Runner Feature - Nicole Nation RunThrough Running Club LondonWho am I?

My name is Nicole, I’m 26 and I am Jamaican.

How I got started?

I am a postgraduate Public Health student at the University of Sheffield. In April of this year, I volunteered to be apart of the University’s fundraising team. I got a collection tin, and I went around telling everyone that I was going to do the half marathon, and I would love if they could support the cause. For my first half marathon, I did not do much training, I think it was naivety. I managed to complete the course, but I was more traumatised, if anything. The hills of Sheffield, the frigid conditions, it was a though half marathon.

The charity I’m supporting is The Sickle Cell Society.

More about Sickle Cell Disorder

Sickle cell is a disorder of the haemoglobin in the red blood cells. Haemoglobin is the substance in red blood cells that is responsible for the colour of the cell and for carrying oxygen around the body. People with sickle cell disorder are born with the condition, it is not contagious. It can only be inherited from both parents each having passed on the gene for sickle cell. The main symptoms of sickle cell disorder are anaemia and episodes of severe pain. The pain occurs when the cells change shape after oxygen has been released. The red blood cells then stick together, causing blockages in the small blood vessels. These painful episodes are referred to as Sickle Cell crisis. They are treated with strong painkillers such as morphine to control the pain. People with sickle cell are at risk of complications stroke, acute chest syndrome, blindness, bone damage and priapism (a persistent, painful erection of the penis). Over time people with sickle cell can experience damage to organs such as the liver, kidney, lungs, heart and spleen. Death can also result from complications of the disorder. Treatment of sickle cell mostly focuses on preventing and treating complications. The only possible cure for the disorder is bone marrow transplant but this is only possible for a limited number of affected individuals who have a suitable donor. A medicine called Hydroxyurea, can significantly reduce the number of painful crises.

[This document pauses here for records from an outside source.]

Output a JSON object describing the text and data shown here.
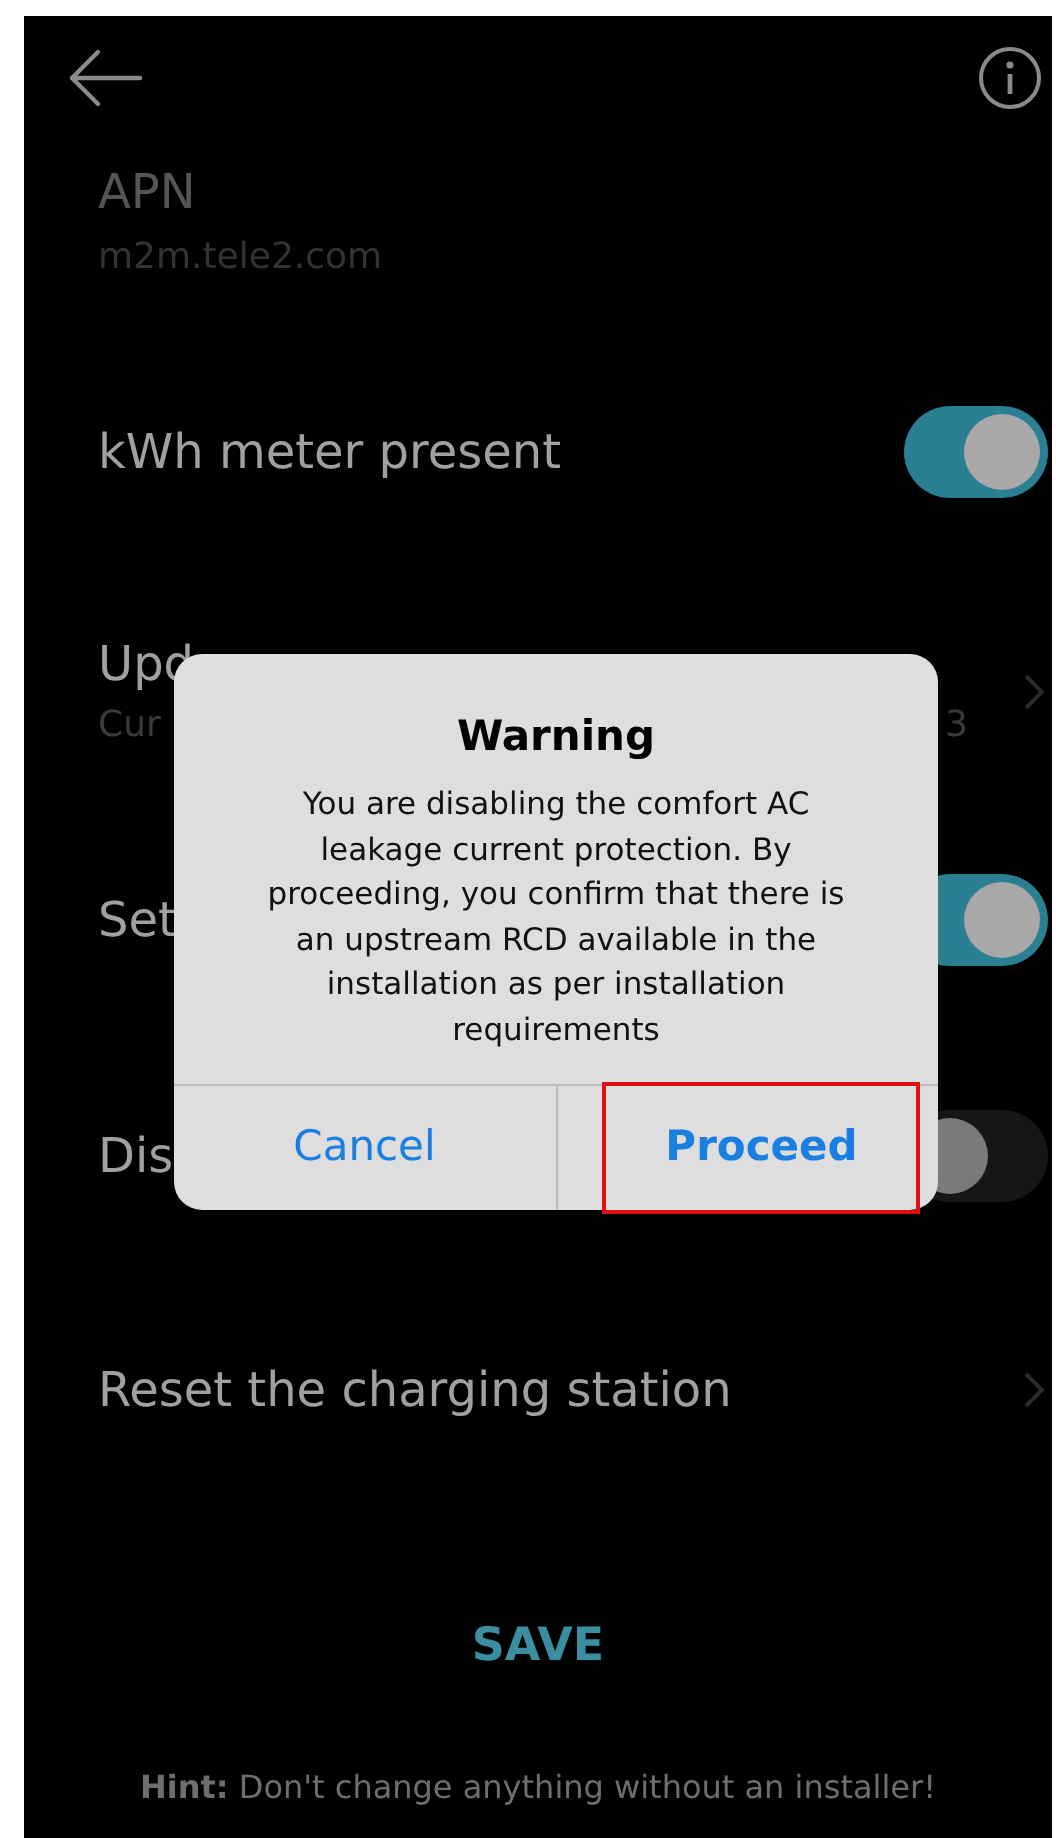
{
  "settings": [
    {
      "kind": "value",
      "title": "APN",
      "value": "m2m.tele2.com"
    },
    {
      "kind": "toggle",
      "title": "kWh meter present",
      "on": true
    },
    {
      "kind": "link",
      "title": "Upd",
      "subtitle": "Cur",
      "subtitle_tail": "3"
    },
    {
      "kind": "toggle",
      "title": "Set",
      "on": true
    },
    {
      "kind": "toggle",
      "title": "Dis",
      "on": false
    },
    {
      "kind": "link",
      "title": "Reset the charging station"
    }
  ],
  "save_button": "SAVE",
  "hint": "**Hint:** Don't change anything without an installer!",
  "dialog": {
    "title": "Warning",
    "message": "You are disabling the comfort AC leakage current protection. By proceeding, you confirm that there is an upstream RCD available in the installation as per installation requirements",
    "buttons": [
      {
        "label": "Cancel",
        "primary": false,
        "highlighted": false
      },
      {
        "label": "Proceed",
        "primary": true,
        "highlighted": true
      }
    ]
  }
}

The Sickle Cell Society believes that individuals with sickle cell disease have the right to quality care. Find out more about Sickle Cell Society and how you can support the charity HERE.

No Intention for my Degree to be a Conversation Piece

I think being in public health, I am exposed to a lot of statistics. And unfortunately, most statistics are not positive. I think being an international student as well has given me the opportunity to step back and be objective, when it comes to these stats. One of the statistics I remember coming across was, ‘Black adults in the UK are the most likely out of all ethnic groups to be overweight or obese’ (Public Health England, 2018). I was horrified when I read that! I didn’t want this to be my narrative nor for my peers in the BME community. So, I made the decision to I raise awareness about ‘Minority Health Disparities’ in the UK for the remaining 6 months that I had left in my programme. I could show you statistic after statistic about the health status of minorities. But I think actively doing something about it is much better.

The ‘Bling’ Does Help

It does help that we get medals at the end, whether you come first or last. At the moment, I average just under 3 hours and that is with a combination of walking and running during the half marathons. My home country, Jamaica, is renowned for its sprinters! And though I will never be a big league sprinter, I can still be active and get rewarded with the medal!

You can really go places!

I knew I always wanted to go Scotland; I just didn’t know when. I think when you set goals like this for yourself, you will undoubtedly attract some amazing experiences! A lot of logistics goes into doing half marathons, especially one who is on a student budget. For me, Edinburgh Half Marathon was an amazing experience, because I got to see the city, I visited Glasgow as well, and then I topped off the weekend by doing the half marathon. I am sure all the half-marathoners out there can relate to the feeling of accomplishment and satisfaction that comes after doing 13.1 miles. The other half marathons have also helped me to see the rest of the UK and meet other runners as well-which is great!

My Own Story

I am obese according to BMI standards. And so I am working to achieve a healthier weight overtime, and this is me trying to reduce my risk of developing lifestyle diseases.

I really want to share the importance of representation in half marathons. Minorities are generally underrepresented, and I want to encourage more persons to get involved!